Then there’s the question of balance. Durkheim and the founders of modern Sociology imagined society to be in equilibrium. Many economists still do. They worried about the forces that threatened to unsettle this eirenic scene. Underlying Douglas’s conception of society too is a concern that things have become unbalanced somehow. With Hierarchy in retreat, what could possibly counterbalance ‘our long-established predatory, expansionist trend’? Well, one answer would be: nothing! We’re all going to hell in a handbasket! But who says society actually is a balanced system? It’s all just a metaphor. So we could as well say, as some now do, that the social world can be better characterised as being in dynamic disequilibrium, that tension and unbalance is the order of the day. If this were the case, the demise of Hierarchy, or one of the other cultural biases, is just the kind of thing we might expect to happen from time to time, and yes, it would be unsettling, but not necessarily disastrous. It’s hard to think about this, since our cultural biases predispose us to privilege different trajectories.
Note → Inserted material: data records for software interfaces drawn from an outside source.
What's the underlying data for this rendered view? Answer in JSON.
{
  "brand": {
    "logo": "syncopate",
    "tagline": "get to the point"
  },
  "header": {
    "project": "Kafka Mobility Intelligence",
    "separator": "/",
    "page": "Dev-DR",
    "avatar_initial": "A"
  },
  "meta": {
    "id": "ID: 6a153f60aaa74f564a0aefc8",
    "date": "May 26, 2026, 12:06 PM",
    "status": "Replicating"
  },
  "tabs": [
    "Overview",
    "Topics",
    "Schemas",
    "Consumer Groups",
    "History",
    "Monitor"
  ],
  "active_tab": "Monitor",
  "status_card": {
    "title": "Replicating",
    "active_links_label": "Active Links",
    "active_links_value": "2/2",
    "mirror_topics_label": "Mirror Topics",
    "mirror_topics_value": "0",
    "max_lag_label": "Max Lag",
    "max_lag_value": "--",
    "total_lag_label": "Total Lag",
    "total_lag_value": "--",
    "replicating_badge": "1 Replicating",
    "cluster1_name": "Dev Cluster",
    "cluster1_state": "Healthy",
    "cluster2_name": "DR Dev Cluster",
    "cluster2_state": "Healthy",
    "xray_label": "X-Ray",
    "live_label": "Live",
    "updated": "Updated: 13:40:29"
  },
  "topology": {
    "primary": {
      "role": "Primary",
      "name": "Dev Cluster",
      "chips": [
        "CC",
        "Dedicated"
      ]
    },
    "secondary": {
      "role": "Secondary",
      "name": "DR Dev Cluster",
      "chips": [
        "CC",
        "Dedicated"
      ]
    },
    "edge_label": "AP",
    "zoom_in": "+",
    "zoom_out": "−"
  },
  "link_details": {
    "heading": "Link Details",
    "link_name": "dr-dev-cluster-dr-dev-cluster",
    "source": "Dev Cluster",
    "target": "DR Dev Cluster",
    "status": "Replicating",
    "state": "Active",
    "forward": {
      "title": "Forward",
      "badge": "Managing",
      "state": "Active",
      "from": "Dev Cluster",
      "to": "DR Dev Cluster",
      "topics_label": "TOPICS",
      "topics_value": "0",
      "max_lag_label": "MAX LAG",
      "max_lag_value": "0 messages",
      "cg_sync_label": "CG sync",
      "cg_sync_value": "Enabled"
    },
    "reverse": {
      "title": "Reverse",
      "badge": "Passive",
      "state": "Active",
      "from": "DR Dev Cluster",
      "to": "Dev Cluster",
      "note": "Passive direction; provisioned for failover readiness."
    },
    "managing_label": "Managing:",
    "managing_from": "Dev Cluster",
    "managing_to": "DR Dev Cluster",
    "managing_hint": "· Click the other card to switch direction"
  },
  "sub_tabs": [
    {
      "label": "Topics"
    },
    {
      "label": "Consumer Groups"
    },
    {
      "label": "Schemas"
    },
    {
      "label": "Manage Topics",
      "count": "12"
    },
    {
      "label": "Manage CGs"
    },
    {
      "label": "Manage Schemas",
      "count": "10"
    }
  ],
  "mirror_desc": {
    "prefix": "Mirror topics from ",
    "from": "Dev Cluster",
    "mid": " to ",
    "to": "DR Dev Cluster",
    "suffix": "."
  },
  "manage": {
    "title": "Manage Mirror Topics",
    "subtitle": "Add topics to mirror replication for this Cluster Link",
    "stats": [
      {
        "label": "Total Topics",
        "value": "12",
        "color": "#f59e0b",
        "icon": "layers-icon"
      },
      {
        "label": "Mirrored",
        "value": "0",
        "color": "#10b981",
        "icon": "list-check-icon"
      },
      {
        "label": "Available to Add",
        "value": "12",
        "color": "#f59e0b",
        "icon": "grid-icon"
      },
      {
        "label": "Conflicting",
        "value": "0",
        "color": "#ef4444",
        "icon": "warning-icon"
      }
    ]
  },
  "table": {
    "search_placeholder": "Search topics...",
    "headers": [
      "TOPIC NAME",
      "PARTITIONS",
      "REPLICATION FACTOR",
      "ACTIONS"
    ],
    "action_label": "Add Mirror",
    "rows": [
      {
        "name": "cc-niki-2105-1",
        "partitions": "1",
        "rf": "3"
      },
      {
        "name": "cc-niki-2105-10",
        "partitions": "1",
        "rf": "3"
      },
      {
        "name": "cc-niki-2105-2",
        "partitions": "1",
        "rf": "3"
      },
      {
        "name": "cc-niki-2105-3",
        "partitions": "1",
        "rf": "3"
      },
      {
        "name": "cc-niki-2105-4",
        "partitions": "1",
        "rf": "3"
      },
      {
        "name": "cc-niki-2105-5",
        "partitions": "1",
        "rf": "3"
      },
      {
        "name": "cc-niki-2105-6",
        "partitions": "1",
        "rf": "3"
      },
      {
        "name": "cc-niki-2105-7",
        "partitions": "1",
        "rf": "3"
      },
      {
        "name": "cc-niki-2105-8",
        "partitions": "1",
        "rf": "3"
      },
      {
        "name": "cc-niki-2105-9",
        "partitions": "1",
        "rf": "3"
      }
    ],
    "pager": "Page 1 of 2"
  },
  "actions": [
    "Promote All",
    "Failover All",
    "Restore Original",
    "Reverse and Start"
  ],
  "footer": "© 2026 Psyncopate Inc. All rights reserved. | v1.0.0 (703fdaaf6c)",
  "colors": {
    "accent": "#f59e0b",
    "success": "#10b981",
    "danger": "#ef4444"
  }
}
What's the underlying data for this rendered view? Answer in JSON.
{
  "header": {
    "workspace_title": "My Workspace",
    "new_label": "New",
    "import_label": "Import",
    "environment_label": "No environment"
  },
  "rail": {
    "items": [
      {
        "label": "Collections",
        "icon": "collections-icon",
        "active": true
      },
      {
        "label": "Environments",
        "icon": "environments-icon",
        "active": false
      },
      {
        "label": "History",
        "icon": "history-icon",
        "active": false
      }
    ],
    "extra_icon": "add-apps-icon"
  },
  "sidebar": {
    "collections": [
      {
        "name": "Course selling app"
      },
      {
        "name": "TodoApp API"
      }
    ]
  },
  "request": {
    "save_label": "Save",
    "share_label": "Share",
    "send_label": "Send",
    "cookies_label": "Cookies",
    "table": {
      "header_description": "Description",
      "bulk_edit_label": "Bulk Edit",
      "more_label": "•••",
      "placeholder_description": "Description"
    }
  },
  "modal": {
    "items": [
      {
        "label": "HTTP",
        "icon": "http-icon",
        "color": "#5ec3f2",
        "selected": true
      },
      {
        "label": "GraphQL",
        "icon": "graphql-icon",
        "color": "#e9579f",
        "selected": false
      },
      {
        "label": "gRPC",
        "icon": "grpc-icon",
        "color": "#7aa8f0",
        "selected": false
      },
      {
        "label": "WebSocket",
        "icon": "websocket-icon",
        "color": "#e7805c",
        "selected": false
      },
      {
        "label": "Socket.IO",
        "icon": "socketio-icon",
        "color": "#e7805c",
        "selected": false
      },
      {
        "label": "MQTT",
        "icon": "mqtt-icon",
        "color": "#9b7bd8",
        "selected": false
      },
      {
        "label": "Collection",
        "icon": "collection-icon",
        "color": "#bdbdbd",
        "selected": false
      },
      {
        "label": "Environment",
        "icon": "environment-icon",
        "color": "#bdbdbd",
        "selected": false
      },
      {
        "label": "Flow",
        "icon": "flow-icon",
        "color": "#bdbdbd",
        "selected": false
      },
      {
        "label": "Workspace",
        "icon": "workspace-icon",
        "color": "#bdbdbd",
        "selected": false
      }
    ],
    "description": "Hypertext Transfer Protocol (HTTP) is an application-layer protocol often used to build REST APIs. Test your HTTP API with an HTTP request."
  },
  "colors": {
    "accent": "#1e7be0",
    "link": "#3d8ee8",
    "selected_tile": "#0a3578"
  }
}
Hierarchy would of course prefer an equilibrium that required careful management, while Individualism might be more enthused by a bit, or even a lot, of creative destruction.

Mary Douglas may have been ‘wrong’ in the sense that her position in favour of an ‘idealised form of hierarchy’ may be critiqued by those who don’t share it. But she was surely very right to recognise that we do have cultural biases, and that recognising them and owning them is the first step to transcending them.

Now read:

some recent applications of Mary Douglas’s theories to contemporary concerns.

Interview with Mary Douglas.